◆ TASK DIRECTIONS ◆
Word for word, the records below are to be set down again.

◆ PROVIDED DATA ◆

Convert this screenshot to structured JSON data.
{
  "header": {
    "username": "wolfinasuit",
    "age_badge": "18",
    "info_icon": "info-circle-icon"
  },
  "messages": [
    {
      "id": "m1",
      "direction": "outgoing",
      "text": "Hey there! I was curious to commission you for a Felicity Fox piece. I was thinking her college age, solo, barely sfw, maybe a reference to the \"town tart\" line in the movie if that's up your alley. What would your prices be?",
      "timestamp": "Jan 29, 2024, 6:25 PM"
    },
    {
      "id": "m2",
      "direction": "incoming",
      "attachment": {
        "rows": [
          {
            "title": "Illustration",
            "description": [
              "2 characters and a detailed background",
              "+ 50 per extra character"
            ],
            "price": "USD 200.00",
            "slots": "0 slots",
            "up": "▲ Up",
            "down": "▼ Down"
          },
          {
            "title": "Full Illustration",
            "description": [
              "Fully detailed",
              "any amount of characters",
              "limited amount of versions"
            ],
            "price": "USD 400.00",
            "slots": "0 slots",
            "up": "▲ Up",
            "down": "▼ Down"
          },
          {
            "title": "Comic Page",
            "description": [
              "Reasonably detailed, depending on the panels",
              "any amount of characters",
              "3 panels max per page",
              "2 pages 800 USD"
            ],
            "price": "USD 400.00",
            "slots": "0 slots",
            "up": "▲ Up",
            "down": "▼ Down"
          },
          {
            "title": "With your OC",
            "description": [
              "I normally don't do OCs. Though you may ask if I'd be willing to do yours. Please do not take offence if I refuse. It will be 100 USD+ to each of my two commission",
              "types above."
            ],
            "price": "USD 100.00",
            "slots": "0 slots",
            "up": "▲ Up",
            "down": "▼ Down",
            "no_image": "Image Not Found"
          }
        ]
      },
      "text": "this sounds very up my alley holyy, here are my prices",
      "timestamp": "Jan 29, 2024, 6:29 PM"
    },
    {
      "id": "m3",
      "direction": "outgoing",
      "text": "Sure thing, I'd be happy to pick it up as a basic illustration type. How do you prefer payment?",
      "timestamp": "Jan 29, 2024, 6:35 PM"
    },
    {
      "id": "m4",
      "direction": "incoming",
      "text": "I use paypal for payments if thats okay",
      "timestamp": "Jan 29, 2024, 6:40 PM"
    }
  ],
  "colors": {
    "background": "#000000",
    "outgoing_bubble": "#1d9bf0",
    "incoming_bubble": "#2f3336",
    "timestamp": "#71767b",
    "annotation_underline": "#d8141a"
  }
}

◆ ANSWER BOX ◆
Convert this screenshot to structured JSON data.
{
  "header": {
    "username": "wolfinasuit",
    "age_badge": "18",
    "info_icon": "info-circle-icon"
  },
  "messages": [
    {
      "id": "m1",
      "direction": "outgoing",
      "text": "Hey there! I was curious to commission you for a Felicity Fox piece. I was thinking her college age, solo, barely sfw, maybe a reference to the \"town tart\" line in the movie if that's up your alley. What would your prices be?",
      "timestamp": "Jan 29, 2024, 6:25 PM"
    },
    {
      "id": "m2",
      "direction": "incoming",
      "attachment": {
        "rows": [
          {
            "title": "Illustration",
            "description": [
              "2 characters and a detailed background",
              "+ 50 per extra character"
            ],
            "price": "USD 200.00",
            "slots": "0 slots",
            "up": "▲ Up",
            "down": "▼ Down"
          },
          {
            "title": "Full Illustration",
            "description": [
              "Fully detailed",
              "any amount of characters",
              "limited amount of versions"
            ],
            "price": "USD 400.00",
            "slots": "0 slots",
            "up": "▲ Up",
            "down": "▼ Down"
          },
          {
            "title": "Comic Page",
            "description": [
              "Reasonably detailed, depending on the panels",
              "any amount of characters",
              "3 panels max per page",
              "2 pages 800 USD"
            ],
            "price": "USD 400.00",
            "slots": "0 slots",
            "up": "▲ Up",
            "down": "▼ Down"
          },
          {
            "title": "With your OC",
            "description": [
              "I normally don't do OCs. Though you may ask if I'd be willing to do yours. Please do not take offence if I refuse. It will be 100 USD+ to each of my two commission",
              "types above."
            ],
            "price": "USD 100.00",
            "slots": "0 slots",
            "up": "▲ Up",
            "down": "▼ Down",
            "no_image": "Image Not Found"
          }
        ]
      },
      "text": "this sounds very up my alley holyy, here are my prices",
      "timestamp": "Jan 29, 2024, 6:29 PM"
    },
    {
      "id": "m3",
      "direction": "outgoing",
      "text": "Sure thing, I'd be happy to pick it up as a basic illustration type. How do you prefer payment?",
      "timestamp": "Jan 29, 2024, 6:35 PM"
    },
    {
      "id": "m4",
      "direction": "incoming",
      "text": "I use paypal for payments if thats okay",
      "timestamp": "Jan 29, 2024, 6:40 PM"
    }
  ],
  "colors": {
    "background": "#000000",
    "outgoing_bubble": "#1d9bf0",
    "incoming_bubble": "#2f3336",
    "timestamp": "#71767b",
    "annotation_underline": "#d8141a"
  }
}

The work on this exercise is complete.